━━━━━ Available data

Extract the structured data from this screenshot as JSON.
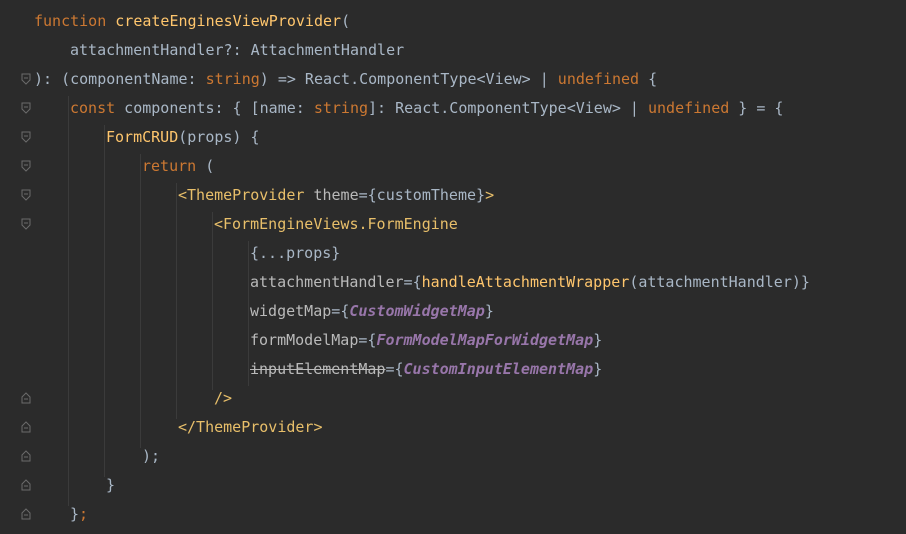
{
  "colors": {
    "background": "#2b2b2b",
    "keyword": "#cc7832",
    "function": "#ffc66d",
    "text": "#a9b7c6",
    "tag": "#e8bf6a",
    "constant": "#9876aa"
  },
  "icons": {
    "fold_open": "fold-open-icon",
    "fold_close": "fold-close-icon"
  },
  "code": {
    "l1": {
      "kw": "function",
      "name": "createEnginesViewProvider",
      "paren": "("
    },
    "l2": {
      "param": "attachmentHandler?",
      "colon": ": ",
      "type": "AttachmentHandler"
    },
    "l3": {
      "a": "): (componentName: ",
      "type1": "string",
      "b": ") => React.ComponentType<View> | ",
      "undef": "undefined",
      "c": " {"
    },
    "l4": {
      "kw": "const",
      "a": " components: { [name: ",
      "type1": "string",
      "b": "]: React.ComponentType<View> | ",
      "undef": "undefined",
      "c": " } = {"
    },
    "l5": {
      "name": "FormCRUD",
      "rest": "(props) {"
    },
    "l6": {
      "kw": "return",
      "rest": " ("
    },
    "l7": {
      "open": "<ThemeProvider",
      "attr": " theme",
      "eq": "=",
      "value": "{customTheme}",
      "close": ">"
    },
    "l8": {
      "open": "<FormEngineViews.FormEngine"
    },
    "l9": {
      "text": "{...props}"
    },
    "l10": {
      "attr": "attachmentHandler",
      "eq": "=",
      "lb": "{",
      "fn": "handleAttachmentWrapper",
      "args": "(attachmentHandler)",
      "rb": "}"
    },
    "l11": {
      "attr": "widgetMap",
      "eq": "=",
      "lb": "{",
      "value": "CustomWidgetMap",
      "rb": "}"
    },
    "l12": {
      "attr": "formModelMap",
      "eq": "=",
      "lb": "{",
      "value": "FormModelMapForWidgetMap",
      "rb": "}"
    },
    "l13": {
      "attr": "inputElementMap",
      "eq": "=",
      "lb": "{",
      "value": "CustomInputElementMap",
      "rb": "}"
    },
    "l14": {
      "text": "/>"
    },
    "l15": {
      "text": "</ThemeProvider>"
    },
    "l16": {
      "text": ");"
    },
    "l17": {
      "text": "}"
    },
    "l18": {
      "text": "}",
      "semi": ";"
    }
  }
}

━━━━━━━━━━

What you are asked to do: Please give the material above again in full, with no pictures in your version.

Task response:
Extract the structured data from this screenshot as JSON.
{
  "colors": {
    "background": "#2b2b2b",
    "keyword": "#cc7832",
    "function": "#ffc66d",
    "text": "#a9b7c6",
    "tag": "#e8bf6a",
    "constant": "#9876aa"
  },
  "icons": {
    "fold_open": "fold-open-icon",
    "fold_close": "fold-close-icon"
  },
  "code": {
    "l1": {
      "kw": "function",
      "name": "createEnginesViewProvider",
      "paren": "("
    },
    "l2": {
      "param": "attachmentHandler?",
      "colon": ": ",
      "type": "AttachmentHandler"
    },
    "l3": {
      "a": "): (componentName: ",
      "type1": "string",
      "b": ") => React.ComponentType<View> | ",
      "undef": "undefined",
      "c": " {"
    },
    "l4": {
      "kw": "const",
      "a": " components: { [name: ",
      "type1": "string",
      "b": "]: React.ComponentType<View> | ",
      "undef": "undefined",
      "c": " } = {"
    },
    "l5": {
      "name": "FormCRUD",
      "rest": "(props) {"
    },
    "l6": {
      "kw": "return",
      "rest": " ("
    },
    "l7": {
      "open": "<ThemeProvider",
      "attr": " theme",
      "eq": "=",
      "value": "{customTheme}",
      "close": ">"
    },
    "l8": {
      "open": "<FormEngineViews.FormEngine"
    },
    "l9": {
      "text": "{...props}"
    },
    "l10": {
      "attr": "attachmentHandler",
      "eq": "=",
      "lb": "{",
      "fn": "handleAttachmentWrapper",
      "args": "(attachmentHandler)",
      "rb": "}"
    },
    "l11": {
      "attr": "widgetMap",
      "eq": "=",
      "lb": "{",
      "value": "CustomWidgetMap",
      "rb": "}"
    },
    "l12": {
      "attr": "formModelMap",
      "eq": "=",
      "lb": "{",
      "value": "FormModelMapForWidgetMap",
      "rb": "}"
    },
    "l13": {
      "attr": "inputElementMap",
      "eq": "=",
      "lb": "{",
      "value": "CustomInputElementMap",
      "rb": "}"
    },
    "l14": {
      "text": "/>"
    },
    "l15": {
      "text": "</ThemeProvider>"
    },
    "l16": {
      "text": ");"
    },
    "l17": {
      "text": "}"
    },
    "l18": {
      "text": "}",
      "semi": ";"
    }
  }
}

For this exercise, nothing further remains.